"It is incumbent on us to support this oppressed Islamic State that is taken as an enemy by those near and those far, among the kuffar (infidels) or the munafeqin (hypocrites) or those with marda al-nafous (diseased souls) alike," read part of their statement.

The group first came to the fore in Derna in April when masked members of the group took to the streets wearing military fatigues, brandishing machine guns, rocket propelled grenades and anti-aircraft cannon.

With the display of force they declared themselves the city's new security force, enforcing their interpretation of Islamic law.

A mirror image

"Since making its pledge of allegiance they have set about establishing the trappings of a state in Derna based on the model used by IS in Syria and Iraq," said Aymenn Jawad al Tamimi, Shillman-Ginsburg Fellow at the Middle East Forum.

"From the religious courts and administration to the media campaign, they are adopting the same strategy." 

The MSSI has also mirrored the brutality of IS in Syria and Iraq.

In August, the Libyan affiliate posted a video online appearing to show the public execution in a Derna football stadium of an Egyptian man accused of murder.

Earlier in the month, Baghdadi boasted of fresh allegiances across the region in Libya, Egypt, Algeria, Yemen and Saudi Arabia.

"Baghdadi said that the individual identities of the groups would be dissolved and replaced with new IS wilayaat (provinces). What is happening in Derna fits into this," said Tammimi.

How pervasive MSSI control is in the east of Libya is uncertain - as is the level of public support it enjoys.

Despite significant efforts to secure its authority within the town, other local rivals continue to undermine the establishment of an IS franchise in Eastern Libya.

     There is a misguided tendency to associate Islamic courts and the killings of soldiers with an IS agenda.
- Claudia Gazzini, International Crisis Group

For one, the other major Islamist fighting force in Derna, the Abu Saleem Martyrs Brigade, have declared that they are not going to pledge allegiance to any foreign group.

They very much see themselves as part of Libya, and not a trans-border caliphate.

Belal Bellali, a British-Libyan with family in Derna, predicts that the armed groups' strength would eventually fade.

Uncertain support

"There will still be a group of extremists who will hold onto this, but people on the ground will reject it," Bellali, a human rights lawyer and activist, said.

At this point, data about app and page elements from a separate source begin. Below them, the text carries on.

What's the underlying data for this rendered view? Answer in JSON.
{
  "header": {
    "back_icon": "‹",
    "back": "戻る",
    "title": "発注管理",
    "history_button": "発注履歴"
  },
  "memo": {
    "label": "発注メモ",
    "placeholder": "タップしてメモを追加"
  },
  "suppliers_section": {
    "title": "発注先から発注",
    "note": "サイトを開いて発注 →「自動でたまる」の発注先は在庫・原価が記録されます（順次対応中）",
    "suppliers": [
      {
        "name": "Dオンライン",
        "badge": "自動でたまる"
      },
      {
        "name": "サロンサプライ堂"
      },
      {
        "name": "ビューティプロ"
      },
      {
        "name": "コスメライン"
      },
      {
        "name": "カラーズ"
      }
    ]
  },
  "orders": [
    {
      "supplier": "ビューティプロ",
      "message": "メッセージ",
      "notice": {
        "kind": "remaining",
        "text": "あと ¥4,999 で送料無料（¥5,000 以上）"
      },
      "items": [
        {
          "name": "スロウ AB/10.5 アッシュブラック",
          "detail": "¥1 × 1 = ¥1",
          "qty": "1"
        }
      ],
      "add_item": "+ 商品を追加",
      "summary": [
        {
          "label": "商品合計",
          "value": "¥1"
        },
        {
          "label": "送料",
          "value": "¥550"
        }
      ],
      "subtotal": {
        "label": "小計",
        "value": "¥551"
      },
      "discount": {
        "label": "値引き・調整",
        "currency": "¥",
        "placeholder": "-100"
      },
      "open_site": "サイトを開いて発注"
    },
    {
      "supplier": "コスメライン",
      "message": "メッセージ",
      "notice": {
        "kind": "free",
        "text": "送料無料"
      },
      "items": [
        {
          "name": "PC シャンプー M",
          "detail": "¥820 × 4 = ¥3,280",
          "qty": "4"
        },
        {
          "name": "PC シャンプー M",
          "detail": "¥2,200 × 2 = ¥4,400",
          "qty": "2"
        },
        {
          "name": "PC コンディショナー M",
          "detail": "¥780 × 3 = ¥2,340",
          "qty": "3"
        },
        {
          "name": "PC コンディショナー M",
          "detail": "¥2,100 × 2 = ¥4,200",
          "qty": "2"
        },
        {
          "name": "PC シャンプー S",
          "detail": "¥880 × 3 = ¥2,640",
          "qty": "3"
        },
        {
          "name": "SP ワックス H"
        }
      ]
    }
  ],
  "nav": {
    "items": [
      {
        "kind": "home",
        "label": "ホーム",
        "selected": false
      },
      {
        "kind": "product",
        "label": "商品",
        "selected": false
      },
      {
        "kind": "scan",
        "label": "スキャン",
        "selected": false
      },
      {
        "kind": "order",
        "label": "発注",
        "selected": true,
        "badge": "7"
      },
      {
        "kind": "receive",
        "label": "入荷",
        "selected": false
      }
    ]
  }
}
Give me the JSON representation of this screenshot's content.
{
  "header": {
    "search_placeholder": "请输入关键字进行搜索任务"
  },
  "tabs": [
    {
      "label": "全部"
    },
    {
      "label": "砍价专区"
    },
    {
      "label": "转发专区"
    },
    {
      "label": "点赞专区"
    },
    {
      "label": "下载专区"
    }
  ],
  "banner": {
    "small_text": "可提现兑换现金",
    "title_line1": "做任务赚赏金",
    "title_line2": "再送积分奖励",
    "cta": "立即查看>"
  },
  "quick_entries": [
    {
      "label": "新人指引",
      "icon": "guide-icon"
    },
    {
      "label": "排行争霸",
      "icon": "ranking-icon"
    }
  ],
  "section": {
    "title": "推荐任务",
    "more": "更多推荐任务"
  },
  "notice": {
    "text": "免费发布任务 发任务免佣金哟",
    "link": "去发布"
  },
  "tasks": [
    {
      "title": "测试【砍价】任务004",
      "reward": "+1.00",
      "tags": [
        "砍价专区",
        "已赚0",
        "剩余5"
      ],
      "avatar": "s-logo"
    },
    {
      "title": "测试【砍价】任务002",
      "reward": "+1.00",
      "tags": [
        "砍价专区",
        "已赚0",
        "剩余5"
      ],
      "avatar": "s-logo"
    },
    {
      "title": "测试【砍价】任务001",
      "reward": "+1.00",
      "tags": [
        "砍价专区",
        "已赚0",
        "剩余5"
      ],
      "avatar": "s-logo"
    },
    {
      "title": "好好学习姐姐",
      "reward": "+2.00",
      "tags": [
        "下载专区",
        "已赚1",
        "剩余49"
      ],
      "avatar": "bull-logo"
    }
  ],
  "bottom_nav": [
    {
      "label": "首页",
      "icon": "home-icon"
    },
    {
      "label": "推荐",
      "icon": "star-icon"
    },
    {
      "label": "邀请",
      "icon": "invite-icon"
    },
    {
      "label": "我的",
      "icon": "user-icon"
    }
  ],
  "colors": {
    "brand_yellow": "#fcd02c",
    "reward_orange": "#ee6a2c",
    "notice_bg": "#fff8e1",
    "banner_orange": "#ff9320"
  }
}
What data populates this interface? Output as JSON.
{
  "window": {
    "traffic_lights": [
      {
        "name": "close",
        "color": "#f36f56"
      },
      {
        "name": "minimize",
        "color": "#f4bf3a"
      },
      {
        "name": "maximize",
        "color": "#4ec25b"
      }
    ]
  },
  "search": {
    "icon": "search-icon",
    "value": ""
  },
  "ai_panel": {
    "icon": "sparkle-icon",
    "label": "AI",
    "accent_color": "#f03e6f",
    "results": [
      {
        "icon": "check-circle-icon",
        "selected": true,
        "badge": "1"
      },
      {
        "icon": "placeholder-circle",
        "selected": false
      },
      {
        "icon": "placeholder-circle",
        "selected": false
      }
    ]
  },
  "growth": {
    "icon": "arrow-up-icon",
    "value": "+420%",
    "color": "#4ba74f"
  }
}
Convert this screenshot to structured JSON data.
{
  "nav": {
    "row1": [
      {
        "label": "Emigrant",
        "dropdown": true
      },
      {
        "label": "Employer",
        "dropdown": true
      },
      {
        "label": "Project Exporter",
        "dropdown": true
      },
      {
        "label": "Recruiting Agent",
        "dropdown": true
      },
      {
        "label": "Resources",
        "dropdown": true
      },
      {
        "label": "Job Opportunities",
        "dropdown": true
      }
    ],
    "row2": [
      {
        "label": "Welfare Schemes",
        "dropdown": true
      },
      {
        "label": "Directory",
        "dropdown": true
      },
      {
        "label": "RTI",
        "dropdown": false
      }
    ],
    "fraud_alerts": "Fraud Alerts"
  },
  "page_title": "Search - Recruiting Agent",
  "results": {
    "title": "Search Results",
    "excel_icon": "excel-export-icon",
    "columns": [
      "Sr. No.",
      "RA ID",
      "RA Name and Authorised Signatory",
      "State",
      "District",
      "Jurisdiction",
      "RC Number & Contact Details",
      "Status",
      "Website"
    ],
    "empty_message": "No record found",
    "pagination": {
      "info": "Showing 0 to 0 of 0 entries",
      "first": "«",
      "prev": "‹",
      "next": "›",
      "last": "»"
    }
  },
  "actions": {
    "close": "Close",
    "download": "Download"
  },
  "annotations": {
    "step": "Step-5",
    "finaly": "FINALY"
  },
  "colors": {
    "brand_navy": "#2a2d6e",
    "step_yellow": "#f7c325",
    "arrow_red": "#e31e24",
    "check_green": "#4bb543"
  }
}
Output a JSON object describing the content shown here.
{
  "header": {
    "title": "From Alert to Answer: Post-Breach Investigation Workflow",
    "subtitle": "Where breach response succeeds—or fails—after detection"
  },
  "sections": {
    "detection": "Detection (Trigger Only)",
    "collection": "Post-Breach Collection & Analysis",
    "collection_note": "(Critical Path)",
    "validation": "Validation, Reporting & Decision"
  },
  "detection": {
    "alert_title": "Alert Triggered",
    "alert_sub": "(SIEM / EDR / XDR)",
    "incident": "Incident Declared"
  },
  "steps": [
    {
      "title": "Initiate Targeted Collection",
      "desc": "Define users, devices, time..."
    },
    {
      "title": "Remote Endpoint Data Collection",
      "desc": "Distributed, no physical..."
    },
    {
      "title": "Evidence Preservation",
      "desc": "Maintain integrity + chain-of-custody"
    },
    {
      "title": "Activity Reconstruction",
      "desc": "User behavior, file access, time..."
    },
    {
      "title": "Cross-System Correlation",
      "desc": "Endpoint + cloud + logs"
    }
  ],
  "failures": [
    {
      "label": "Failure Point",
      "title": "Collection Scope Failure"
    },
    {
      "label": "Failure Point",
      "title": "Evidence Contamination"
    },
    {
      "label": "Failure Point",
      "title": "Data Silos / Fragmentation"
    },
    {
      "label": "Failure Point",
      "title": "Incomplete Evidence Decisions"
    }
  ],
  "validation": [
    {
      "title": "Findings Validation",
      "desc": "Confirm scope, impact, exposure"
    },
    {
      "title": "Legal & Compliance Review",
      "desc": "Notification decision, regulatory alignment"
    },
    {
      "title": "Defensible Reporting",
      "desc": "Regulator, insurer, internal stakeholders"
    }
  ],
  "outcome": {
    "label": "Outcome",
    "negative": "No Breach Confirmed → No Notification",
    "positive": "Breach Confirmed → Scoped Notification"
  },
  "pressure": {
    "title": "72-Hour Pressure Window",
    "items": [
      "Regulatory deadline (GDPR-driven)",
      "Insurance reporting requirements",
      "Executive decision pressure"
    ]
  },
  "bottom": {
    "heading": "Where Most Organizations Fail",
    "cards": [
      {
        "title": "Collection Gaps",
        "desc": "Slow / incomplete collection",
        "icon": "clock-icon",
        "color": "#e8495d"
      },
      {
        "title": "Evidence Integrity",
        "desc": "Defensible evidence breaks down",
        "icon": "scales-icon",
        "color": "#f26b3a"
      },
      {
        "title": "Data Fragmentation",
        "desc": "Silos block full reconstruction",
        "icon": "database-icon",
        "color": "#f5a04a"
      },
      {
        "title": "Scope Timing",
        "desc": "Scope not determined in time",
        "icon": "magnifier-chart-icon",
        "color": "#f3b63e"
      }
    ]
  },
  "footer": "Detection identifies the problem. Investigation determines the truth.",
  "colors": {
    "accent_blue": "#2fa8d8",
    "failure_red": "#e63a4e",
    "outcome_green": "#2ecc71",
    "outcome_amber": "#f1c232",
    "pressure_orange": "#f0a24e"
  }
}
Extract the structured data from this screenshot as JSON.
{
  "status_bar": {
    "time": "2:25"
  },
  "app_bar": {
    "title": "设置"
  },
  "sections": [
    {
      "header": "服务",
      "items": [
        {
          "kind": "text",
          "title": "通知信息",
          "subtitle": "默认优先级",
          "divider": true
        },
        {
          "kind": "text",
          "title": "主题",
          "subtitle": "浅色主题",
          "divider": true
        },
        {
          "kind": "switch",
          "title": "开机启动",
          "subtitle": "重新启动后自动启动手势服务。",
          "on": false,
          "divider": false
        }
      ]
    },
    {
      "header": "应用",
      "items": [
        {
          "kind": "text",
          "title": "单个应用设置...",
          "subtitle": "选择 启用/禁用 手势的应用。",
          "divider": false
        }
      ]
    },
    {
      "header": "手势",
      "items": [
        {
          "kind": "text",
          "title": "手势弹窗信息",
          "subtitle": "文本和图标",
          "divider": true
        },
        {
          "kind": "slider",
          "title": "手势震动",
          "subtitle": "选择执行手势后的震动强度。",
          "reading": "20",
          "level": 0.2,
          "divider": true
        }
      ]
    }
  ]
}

According to Claudia Gazzini, Libya analyst at International Crisis Group, some Derna factions have pledged allegiance to IS, but it is unclear which - and how much support they can count on.

"There is a misguided tendency to automatically associate the establishment of Islamic courts and the killings of soldiers with an IS agenda," she said.

Derna has a long-standing history of ties to international Islamist militant movements. In 2007, when US troops in Iraq uncovered a list of foreign fighters for the insurgency there, 52 of the 112 Libyans on the list came from Derna.

The farmlands surrounding the town have also hosted training camps linked to al-Qaeda.

Fighters from the region have also featured prominently in the Katiba al-Bittar al-Libi - the Libyan division in the ranks of IS in Iraq and Syria.

Battle-hardened militants are now affecting the balance of power in favour of IS-affiliated movements upon their return back to Libya, say analysts.

A history of neglect

Derna's prominence is a result of its disenfranchisement and neglect under Libya's former ruler, Muammar Gaddafi, say some. Known for its early opposition to Gaddafi's rule, Derna was punished, and there was little government investment in the city.

"Derna is known in Libya for being a centre of culture," said Tarek Megerisi, an independent analyst specialising in Libyan governance and politics.

"It was famous for its poets and musicians and artists, not particularly for its religion, let alone this."

In the spirit of that civic tradition, residents tried to peacefully protest the extremist takeover of the town in 2013, but demonstrations were violently suppressed.

"They tried to protest peacefully in 2013, and no support came from the capital," Megrisi said. "They were either put down forcefully, or they fizzled out and people were picked up later."